H) Adhesive spray gun (being used). The platen is sprayed with a water soluble light adhesive to keep the shirt in place and affixed to the platen while printing.

I) You can't really see it in this pic but just after the underbase is the flash cure unit. I'll try to get a pic for another post when i have the chance.

J) Aluminum screen frames with images already burned and waiting for the press (these have already been used for a print run and are stored for reprints in the near future).

K) Conveyor oven for curing the ink to the garment.
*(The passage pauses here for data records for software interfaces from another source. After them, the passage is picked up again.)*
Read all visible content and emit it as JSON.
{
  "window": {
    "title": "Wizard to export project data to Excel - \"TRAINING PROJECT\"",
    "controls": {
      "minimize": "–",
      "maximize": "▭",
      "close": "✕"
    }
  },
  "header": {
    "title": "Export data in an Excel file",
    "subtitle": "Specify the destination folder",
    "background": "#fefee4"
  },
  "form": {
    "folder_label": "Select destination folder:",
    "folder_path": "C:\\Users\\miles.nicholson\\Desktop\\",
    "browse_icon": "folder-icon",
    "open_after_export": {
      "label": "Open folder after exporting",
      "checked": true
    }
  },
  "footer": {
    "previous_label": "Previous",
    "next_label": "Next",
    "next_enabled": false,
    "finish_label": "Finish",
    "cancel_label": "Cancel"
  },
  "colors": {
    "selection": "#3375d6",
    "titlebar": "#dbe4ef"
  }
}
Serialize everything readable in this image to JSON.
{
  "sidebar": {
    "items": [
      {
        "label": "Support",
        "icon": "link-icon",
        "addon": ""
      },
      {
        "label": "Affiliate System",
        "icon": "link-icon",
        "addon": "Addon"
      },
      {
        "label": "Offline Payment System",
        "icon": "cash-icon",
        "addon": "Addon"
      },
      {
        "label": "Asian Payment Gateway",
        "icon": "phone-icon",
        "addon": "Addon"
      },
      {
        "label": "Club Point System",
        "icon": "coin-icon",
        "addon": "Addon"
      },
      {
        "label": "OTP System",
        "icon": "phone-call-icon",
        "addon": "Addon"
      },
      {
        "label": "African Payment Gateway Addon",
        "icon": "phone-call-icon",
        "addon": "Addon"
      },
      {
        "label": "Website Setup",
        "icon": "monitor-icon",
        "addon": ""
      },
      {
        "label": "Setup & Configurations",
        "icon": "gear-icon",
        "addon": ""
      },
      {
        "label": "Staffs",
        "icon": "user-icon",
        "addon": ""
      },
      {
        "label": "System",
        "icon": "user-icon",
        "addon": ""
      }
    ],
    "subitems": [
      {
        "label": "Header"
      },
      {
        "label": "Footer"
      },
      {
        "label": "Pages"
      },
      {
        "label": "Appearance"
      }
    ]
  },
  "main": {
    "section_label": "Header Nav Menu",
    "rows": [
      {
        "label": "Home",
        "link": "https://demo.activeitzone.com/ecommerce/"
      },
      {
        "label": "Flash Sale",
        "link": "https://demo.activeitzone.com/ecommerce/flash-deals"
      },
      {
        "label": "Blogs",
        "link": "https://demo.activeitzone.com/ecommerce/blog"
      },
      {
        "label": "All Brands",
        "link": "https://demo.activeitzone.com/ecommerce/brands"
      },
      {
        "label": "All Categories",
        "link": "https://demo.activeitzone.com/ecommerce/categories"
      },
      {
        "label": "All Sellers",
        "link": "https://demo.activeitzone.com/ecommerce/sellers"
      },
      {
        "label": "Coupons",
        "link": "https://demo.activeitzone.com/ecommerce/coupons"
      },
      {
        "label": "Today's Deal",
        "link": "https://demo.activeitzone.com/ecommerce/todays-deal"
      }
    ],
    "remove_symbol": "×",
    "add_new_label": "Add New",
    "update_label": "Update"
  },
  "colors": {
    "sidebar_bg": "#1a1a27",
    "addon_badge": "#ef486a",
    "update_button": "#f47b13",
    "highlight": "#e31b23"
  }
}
The temperature of the oven is usually set at ~320F

Sunday, October 17, 2010

$kills to pay the bill$

"What do you do?"

One of the most common questions people ask when getting to know one another, and I have a hard time answering that question simply and briefly. 
I often give my current job title as the answer, "I'm a color separation artist for textile printing." this is often meet with a smile and a nod. 
(i actually do allot more then that, including; print consulting, art directing for production and training... the list goes on)

The average person doesn't quite know what a 'color separation artist' means and many think that it's fairly simple and not very involving. 
Truth is, for the most part it can be very simple and easy but not if you're in per suite of reproducing the artists original work as accurately as possible (or even making it better in some cases) and making it print and production friendly.
For those curious i often take the time to explain what it is i do in more detail and can talk about this subject for hours. so i figured why not make a blog.

I will be posting allot of my work and critiquing them (i'm my worst critic by far!), explain the processes and print techniques,  in pursuit of educating and perfecting the art form.

I'll also be posting some of my past works and writing some stories relating to my history with screen printing and my love for t-shirt art and design.

I hope you enjoy my posts as much as i enjoy the art of color separations!

Thanks to NTD apparel and HiTex printing for their support